= Assignment =
Reproduce the listing below precisely, leaving every line intact.
** Given data follows **
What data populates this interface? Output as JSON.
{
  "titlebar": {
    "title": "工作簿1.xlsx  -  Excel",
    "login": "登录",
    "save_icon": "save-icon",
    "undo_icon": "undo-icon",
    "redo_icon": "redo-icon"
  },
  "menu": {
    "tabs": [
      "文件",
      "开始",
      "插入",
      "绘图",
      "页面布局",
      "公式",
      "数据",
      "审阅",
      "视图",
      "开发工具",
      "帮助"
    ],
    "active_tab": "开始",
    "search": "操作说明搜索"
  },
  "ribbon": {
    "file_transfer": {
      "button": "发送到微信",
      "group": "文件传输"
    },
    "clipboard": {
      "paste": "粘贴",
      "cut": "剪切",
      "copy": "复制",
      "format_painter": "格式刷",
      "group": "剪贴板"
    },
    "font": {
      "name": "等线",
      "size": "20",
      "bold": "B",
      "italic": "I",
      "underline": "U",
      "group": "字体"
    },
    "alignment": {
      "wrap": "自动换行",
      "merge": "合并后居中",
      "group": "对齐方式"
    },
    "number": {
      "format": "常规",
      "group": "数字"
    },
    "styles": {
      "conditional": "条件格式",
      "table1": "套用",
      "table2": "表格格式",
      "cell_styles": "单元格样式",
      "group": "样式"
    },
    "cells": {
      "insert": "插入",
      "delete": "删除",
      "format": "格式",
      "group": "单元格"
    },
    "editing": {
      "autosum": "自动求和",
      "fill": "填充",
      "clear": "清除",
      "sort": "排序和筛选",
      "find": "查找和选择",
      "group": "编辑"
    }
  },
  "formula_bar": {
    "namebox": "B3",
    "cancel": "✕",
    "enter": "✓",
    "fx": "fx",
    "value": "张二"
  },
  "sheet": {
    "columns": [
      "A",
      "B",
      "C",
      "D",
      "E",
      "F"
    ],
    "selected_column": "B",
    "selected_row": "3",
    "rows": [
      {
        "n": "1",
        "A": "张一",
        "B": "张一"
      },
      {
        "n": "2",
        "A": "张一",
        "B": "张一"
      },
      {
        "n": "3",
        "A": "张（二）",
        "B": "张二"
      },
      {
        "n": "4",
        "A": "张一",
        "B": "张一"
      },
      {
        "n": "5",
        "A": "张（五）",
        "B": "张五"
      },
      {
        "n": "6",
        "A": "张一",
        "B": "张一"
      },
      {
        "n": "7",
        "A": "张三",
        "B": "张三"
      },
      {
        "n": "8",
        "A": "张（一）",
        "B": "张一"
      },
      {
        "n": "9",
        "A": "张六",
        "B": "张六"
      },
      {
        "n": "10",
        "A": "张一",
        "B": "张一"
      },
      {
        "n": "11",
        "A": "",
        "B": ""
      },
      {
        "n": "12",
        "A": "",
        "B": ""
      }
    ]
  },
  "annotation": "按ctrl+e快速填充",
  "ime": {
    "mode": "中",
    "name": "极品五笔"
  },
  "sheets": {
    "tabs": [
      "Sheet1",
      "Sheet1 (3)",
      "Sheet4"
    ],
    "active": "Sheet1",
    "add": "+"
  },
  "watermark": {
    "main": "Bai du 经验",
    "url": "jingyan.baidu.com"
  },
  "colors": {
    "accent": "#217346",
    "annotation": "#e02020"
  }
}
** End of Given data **
= Response box =
What data populates this interface? Output as JSON.
{
  "titlebar": {
    "title": "工作簿1.xlsx  -  Excel",
    "login": "登录",
    "save_icon": "save-icon",
    "undo_icon": "undo-icon",
    "redo_icon": "redo-icon"
  },
  "menu": {
    "tabs": [
      "文件",
      "开始",
      "插入",
      "绘图",
      "页面布局",
      "公式",
      "数据",
      "审阅",
      "视图",
      "开发工具",
      "帮助"
    ],
    "active_tab": "开始",
    "search": "操作说明搜索"
  },
  "ribbon": {
    "file_transfer": {
      "button": "发送到微信",
      "group": "文件传输"
    },
    "clipboard": {
      "paste": "粘贴",
      "cut": "剪切",
      "copy": "复制",
      "format_painter": "格式刷",
      "group": "剪贴板"
    },
    "font": {
      "name": "等线",
      "size": "20",
      "bold": "B",
      "italic": "I",
      "underline": "U",
      "group": "字体"
    },
    "alignment": {
      "wrap": "自动换行",
      "merge": "合并后居中",
      "group": "对齐方式"
    },
    "number": {
      "format": "常规",
      "group": "数字"
    },
    "styles": {
      "conditional": "条件格式",
      "table1": "套用",
      "table2": "表格格式",
      "cell_styles": "单元格样式",
      "group": "样式"
    },
    "cells": {
      "insert": "插入",
      "delete": "删除",
      "format": "格式",
      "group": "单元格"
    },
    "editing": {
      "autosum": "自动求和",
      "fill": "填充",
      "clear": "清除",
      "sort": "排序和筛选",
      "find": "查找和选择",
      "group": "编辑"
    }
  },
  "formula_bar": {
    "namebox": "B3",
    "cancel": "✕",
    "enter": "✓",
    "fx": "fx",
    "value": "张二"
  },
  "sheet": {
    "columns": [
      "A",
      "B",
      "C",
      "D",
      "E",
      "F"
    ],
    "selected_column": "B",
    "selected_row": "3",
    "rows": [
      {
        "n": "1",
        "A": "张一",
        "B": "张一"
      },
      {
        "n": "2",
        "A": "张一",
        "B": "张一"
      },
      {
        "n": "3",
        "A": "张（二）",
        "B": "张二"
      },
      {
        "n": "4",
        "A": "张一",
        "B": "张一"
      },
      {
        "n": "5",
        "A": "张（五）",
        "B": "张五"
      },
      {
        "n": "6",
        "A": "张一",
        "B": "张一"
      },
      {
        "n": "7",
        "A": "张三",
        "B": "张三"
      },
      {
        "n": "8",
        "A": "张（一）",
        "B": "张一"
      },
      {
        "n": "9",
        "A": "张六",
        "B": "张六"
      },
      {
        "n": "10",
        "A": "张一",
        "B": "张一"
      },
      {
        "n": "11",
        "A": "",
        "B": ""
      },
      {
        "n": "12",
        "A": "",
        "B": ""
      }
    ]
  },
  "annotation": "按ctrl+e快速填充",
  "ime": {
    "mode": "中",
    "name": "极品五笔"
  },
  "sheets": {
    "tabs": [
      "Sheet1",
      "Sheet1 (3)",
      "Sheet4"
    ],
    "active": "Sheet1",
    "add": "+"
  },
  "watermark": {
    "main": "Bai du 经验",
    "url": "jingyan.baidu.com"
  },
  "colors": {
    "accent": "#217346",
    "annotation": "#e02020"
  }
}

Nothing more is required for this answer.